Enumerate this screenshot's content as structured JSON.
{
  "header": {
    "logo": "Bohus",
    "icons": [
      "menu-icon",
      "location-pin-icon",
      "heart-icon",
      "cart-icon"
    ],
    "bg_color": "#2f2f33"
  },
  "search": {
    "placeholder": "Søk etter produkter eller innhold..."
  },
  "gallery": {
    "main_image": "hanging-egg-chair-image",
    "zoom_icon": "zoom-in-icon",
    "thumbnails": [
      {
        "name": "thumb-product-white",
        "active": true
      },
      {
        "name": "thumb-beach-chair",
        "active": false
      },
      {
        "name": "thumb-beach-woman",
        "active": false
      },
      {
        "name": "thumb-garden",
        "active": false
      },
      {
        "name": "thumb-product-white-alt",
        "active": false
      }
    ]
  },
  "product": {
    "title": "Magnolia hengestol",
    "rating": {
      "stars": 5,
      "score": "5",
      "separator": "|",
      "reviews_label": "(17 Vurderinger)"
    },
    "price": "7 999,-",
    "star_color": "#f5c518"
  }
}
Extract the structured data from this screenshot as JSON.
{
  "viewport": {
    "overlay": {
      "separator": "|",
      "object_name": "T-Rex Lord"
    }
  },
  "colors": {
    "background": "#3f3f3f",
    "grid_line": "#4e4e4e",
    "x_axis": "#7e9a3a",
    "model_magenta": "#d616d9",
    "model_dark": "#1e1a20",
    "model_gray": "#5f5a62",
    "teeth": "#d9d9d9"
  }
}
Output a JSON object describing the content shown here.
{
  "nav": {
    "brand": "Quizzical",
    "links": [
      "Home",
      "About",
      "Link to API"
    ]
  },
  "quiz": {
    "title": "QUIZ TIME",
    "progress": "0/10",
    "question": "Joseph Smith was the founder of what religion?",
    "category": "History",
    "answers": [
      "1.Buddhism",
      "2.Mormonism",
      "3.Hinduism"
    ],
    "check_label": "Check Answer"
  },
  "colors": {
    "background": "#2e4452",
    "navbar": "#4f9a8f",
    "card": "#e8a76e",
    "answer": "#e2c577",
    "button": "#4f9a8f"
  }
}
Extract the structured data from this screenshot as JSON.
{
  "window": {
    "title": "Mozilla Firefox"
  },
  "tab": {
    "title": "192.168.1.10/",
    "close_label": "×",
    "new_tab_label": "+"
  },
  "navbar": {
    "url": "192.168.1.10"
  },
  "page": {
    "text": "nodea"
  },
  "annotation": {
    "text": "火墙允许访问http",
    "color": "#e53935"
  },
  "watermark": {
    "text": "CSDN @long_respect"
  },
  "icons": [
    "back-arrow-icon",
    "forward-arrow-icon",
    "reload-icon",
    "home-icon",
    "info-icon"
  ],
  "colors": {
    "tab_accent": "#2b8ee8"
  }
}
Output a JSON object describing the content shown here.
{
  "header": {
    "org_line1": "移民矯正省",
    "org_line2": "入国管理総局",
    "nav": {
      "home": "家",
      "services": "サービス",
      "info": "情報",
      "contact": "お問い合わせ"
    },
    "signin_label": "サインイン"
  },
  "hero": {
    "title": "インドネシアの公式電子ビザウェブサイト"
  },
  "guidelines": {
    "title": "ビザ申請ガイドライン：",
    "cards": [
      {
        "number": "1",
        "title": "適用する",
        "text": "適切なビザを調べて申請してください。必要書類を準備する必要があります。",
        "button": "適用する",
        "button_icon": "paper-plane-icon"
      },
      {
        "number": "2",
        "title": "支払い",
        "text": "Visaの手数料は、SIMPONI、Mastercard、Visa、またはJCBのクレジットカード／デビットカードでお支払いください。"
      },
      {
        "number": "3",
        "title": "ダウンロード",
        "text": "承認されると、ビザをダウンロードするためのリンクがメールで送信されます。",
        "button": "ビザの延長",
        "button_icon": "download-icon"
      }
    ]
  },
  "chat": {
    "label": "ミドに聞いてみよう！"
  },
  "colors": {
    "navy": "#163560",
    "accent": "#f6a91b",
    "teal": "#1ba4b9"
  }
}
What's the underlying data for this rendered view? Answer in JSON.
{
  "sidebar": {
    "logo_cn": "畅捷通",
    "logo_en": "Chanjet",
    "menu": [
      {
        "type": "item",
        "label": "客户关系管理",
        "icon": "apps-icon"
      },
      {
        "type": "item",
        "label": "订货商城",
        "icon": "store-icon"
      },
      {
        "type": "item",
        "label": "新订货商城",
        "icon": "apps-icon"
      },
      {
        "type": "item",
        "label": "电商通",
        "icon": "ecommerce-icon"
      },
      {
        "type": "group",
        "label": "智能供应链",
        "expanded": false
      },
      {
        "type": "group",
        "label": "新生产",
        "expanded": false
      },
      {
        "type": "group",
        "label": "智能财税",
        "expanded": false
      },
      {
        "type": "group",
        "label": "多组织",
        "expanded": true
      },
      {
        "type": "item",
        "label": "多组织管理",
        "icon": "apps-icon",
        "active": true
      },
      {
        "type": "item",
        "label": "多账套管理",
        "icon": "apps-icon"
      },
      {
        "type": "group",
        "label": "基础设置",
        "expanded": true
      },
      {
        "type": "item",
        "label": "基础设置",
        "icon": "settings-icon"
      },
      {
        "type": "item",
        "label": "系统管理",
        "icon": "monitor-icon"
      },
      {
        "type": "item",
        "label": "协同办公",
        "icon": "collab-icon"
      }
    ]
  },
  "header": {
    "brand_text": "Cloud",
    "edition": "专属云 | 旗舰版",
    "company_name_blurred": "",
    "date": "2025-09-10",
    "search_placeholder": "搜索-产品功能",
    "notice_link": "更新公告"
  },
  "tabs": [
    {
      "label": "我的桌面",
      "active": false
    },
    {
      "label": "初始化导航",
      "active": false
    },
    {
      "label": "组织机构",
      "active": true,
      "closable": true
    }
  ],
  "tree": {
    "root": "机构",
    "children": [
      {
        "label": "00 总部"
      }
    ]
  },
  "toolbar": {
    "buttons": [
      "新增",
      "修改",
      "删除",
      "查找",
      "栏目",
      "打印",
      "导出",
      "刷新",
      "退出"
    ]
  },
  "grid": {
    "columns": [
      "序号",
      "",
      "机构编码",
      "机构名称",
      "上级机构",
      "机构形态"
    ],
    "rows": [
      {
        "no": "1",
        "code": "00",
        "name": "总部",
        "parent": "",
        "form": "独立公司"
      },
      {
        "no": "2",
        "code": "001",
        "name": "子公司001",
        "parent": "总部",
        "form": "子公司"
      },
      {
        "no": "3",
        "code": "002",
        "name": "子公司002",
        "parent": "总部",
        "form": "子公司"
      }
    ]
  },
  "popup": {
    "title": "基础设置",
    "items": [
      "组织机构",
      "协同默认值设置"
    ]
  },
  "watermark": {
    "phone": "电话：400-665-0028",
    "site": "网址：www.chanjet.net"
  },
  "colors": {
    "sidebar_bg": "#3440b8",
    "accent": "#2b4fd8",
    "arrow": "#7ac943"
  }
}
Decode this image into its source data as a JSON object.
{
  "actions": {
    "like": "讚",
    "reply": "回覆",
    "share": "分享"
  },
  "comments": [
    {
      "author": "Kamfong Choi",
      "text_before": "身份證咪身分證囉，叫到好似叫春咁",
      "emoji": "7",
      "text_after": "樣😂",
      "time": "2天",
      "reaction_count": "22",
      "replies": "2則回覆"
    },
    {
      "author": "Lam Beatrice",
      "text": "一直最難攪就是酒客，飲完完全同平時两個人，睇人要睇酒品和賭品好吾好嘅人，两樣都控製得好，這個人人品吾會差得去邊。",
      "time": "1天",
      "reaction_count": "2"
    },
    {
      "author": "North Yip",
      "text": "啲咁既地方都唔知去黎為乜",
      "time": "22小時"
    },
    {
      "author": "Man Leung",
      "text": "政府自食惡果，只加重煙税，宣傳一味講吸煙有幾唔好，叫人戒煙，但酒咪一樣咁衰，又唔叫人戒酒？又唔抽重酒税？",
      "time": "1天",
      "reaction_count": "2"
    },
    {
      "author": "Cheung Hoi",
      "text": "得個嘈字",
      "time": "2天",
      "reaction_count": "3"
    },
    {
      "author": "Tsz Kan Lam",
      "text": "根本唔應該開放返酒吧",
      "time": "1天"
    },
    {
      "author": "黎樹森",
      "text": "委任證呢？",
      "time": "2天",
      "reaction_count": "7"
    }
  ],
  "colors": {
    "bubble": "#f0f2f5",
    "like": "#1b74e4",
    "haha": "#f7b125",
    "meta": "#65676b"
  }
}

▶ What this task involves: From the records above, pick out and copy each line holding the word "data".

▶ Answer space:
Extract the structured data from this screenshot as JSON.
Extract the structured data from this screenshot as JSON.
What's the underlying data for this rendered view? Answer in JSON.
Decode this image into its source data as a JSON object.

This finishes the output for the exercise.